Salmon are treasured by the many diverse First Nations across BC.
Salmon have sustained our peoples since time immemorial and protected us from hunger. We, as human beings, therefore, have a responsibility to protect salmon, ensuring our reciprocal and balanced relationship continues for future generations.
Salmon are teachers. They teach us about life’s journey, about determination, and about our responsibilities to one another and future generations. Salmon are powerful and purposeful in their life’s mission to return home and create life. They never give up.
The BC First Nations Justice Council has an ambitious, some would say impossible, mandate. To transform a system that has done harm to our people for generations into a system that we trust and believe in.

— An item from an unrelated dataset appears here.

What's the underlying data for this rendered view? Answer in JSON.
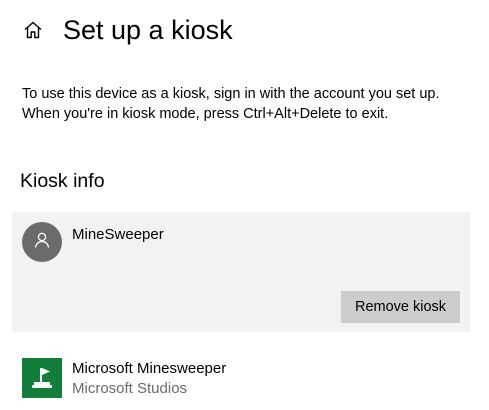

We draw on the teachings of the salmon to persevere, and like salmon, our journey is to return home. Home to our ancestral teachings about justice, that have sustained us since time immemorial.

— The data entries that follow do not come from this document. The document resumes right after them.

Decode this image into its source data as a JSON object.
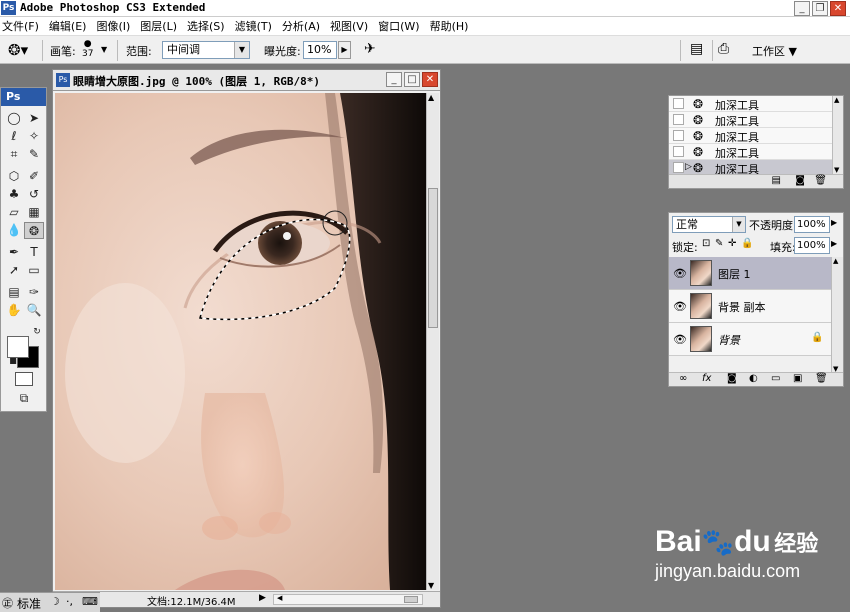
{
  "app": {
    "logo": "Ps",
    "title": "Adobe Photoshop CS3 Extended"
  },
  "menu": [
    "文件(F)",
    "编辑(E)",
    "图像(I)",
    "图层(L)",
    "选择(S)",
    "滤镜(T)",
    "分析(A)",
    "视图(V)",
    "窗口(W)",
    "帮助(H)"
  ],
  "options": {
    "brush_label": "画笔:",
    "brush_size": "37",
    "range_label": "范围:",
    "range_value": "中间调",
    "exposure_label": "曝光度:",
    "exposure_value": "10%",
    "workspace_label": "工作区"
  },
  "toolbox": {
    "header": "Ps"
  },
  "document": {
    "title": "眼睛增大原图.jpg @ 100% (图层 1, RGB/8*)",
    "status": "文档:12.1M/36.4M",
    "icon": "Ps"
  },
  "taskbar": {
    "label": "标准"
  },
  "history": {
    "items": [
      "加深工具",
      "加深工具",
      "加深工具",
      "加深工具",
      "加深工具"
    ]
  },
  "layers": {
    "blend_mode": "正常",
    "opacity_label": "不透明度:",
    "opacity_value": "100%",
    "lock_label": "锁定:",
    "fill_label": "填充:",
    "fill_value": "100%",
    "items": [
      {
        "name": "图层 1"
      },
      {
        "name": "背景 副本"
      },
      {
        "name": "背景"
      }
    ]
  },
  "watermark": {
    "brand": "Bai",
    "brand2": "du",
    "cn": "经验",
    "url": "jingyan.baidu.com"
  },
  "colors": {
    "accent": "#2a5aa8",
    "workspace_bg": "#787878",
    "close": "#d8472e"
  }
}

The three salmon in our logo represent the past, present and future. We draw upon the tools, protocols and teachings of our ancestors; recognize and contend with the challenges of today; and work towards our common goal of returning home to self-determined approaches to justice.
About the Artist

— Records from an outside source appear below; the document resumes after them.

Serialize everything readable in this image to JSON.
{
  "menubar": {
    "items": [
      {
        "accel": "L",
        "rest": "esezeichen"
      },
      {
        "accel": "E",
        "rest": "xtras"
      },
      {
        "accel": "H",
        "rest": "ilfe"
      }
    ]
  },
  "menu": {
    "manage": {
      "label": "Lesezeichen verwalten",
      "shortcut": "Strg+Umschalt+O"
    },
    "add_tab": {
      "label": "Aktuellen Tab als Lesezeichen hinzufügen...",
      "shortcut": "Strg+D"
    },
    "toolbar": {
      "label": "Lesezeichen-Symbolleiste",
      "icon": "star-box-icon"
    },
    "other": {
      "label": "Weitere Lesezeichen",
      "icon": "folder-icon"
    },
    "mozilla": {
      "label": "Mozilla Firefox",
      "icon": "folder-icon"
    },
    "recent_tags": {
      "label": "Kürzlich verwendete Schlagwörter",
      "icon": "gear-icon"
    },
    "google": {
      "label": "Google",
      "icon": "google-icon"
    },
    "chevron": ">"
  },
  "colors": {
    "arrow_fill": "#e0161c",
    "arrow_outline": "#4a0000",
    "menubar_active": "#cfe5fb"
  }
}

Jamin Zuroski possesses mixed ancestry, including Ukrainian and Polish on his father’s side and Namgis First Nation on his mother’s side. Jamin is one of three siblings from his mother, Cindy Cook, and is the grandchild of Ruth and George Cook. The Gigalgam Cook family originates from Alert Bay, a beautiful and culturally rich village situated on Cormorant Island. Alert Bay is located within the regional lands of the Kwakwaka’wakw, who are a Kwak’wala speaking people. Jamin has maintained a strong connection to Indigenous culture since a young age. He was introduced to a variety of West Coast First Nations design philosophies and practices and continues to learn and practice them.